> What to work on
Could each record be restated word for word?

-------- Data supplied --------

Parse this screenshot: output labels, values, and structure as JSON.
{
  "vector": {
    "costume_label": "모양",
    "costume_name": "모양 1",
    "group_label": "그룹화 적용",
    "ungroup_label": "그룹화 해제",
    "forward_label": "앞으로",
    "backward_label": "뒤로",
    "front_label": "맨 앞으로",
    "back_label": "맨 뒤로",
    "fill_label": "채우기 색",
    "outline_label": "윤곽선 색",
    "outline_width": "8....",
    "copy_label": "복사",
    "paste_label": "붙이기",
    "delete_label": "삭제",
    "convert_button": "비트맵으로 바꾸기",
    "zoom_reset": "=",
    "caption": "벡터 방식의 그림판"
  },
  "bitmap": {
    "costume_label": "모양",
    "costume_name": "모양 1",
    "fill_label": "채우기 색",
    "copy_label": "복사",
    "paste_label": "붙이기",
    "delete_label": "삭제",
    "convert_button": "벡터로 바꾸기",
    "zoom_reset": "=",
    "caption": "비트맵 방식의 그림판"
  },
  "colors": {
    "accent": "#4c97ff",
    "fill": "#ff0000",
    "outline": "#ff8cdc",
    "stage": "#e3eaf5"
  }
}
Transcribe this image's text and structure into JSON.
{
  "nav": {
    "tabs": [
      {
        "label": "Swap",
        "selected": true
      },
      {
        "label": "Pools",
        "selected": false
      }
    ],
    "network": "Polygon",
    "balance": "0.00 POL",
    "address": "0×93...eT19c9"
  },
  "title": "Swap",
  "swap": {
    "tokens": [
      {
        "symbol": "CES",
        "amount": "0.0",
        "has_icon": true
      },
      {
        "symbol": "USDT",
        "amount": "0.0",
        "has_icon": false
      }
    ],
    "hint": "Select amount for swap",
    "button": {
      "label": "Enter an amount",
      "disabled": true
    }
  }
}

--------

> Answer to this task
Parse this screenshot: output labels, values, and structure as JSON.
{
  "vector": {
    "costume_label": "모양",
    "costume_name": "모양 1",
    "group_label": "그룹화 적용",
    "ungroup_label": "그룹화 해제",
    "forward_label": "앞으로",
    "backward_label": "뒤로",
    "front_label": "맨 앞으로",
    "back_label": "맨 뒤로",
    "fill_label": "채우기 색",
    "outline_label": "윤곽선 색",
    "outline_width": "8....",
    "copy_label": "복사",
    "paste_label": "붙이기",
    "delete_label": "삭제",
    "convert_button": "비트맵으로 바꾸기",
    "zoom_reset": "=",
    "caption": "벡터 방식의 그림판"
  },
  "bitmap": {
    "costume_label": "모양",
    "costume_name": "모양 1",
    "fill_label": "채우기 색",
    "copy_label": "복사",
    "paste_label": "붙이기",
    "delete_label": "삭제",
    "convert_button": "벡터로 바꾸기",
    "zoom_reset": "=",
    "caption": "비트맵 방식의 그림판"
  },
  "colors": {
    "accent": "#4c97ff",
    "fill": "#ff0000",
    "outline": "#ff8cdc",
    "stage": "#e3eaf5"
  }
}
Transcribe this image's text and structure into JSON.
{
  "nav": {
    "tabs": [
      {
        "label": "Swap",
        "selected": true
      },
      {
        "label": "Pools",
        "selected": false
      }
    ],
    "network": "Polygon",
    "balance": "0.00 POL",
    "address": "0×93...eT19c9"
  },
  "title": "Swap",
  "swap": {
    "tokens": [
      {
        "symbol": "CES",
        "amount": "0.0",
        "has_icon": true
      },
      {
        "symbol": "USDT",
        "amount": "0.0",
        "has_icon": false
      }
    ],
    "hint": "Select amount for swap",
    "button": {
      "label": "Enter an amount",
      "disabled": true
    }
  }
}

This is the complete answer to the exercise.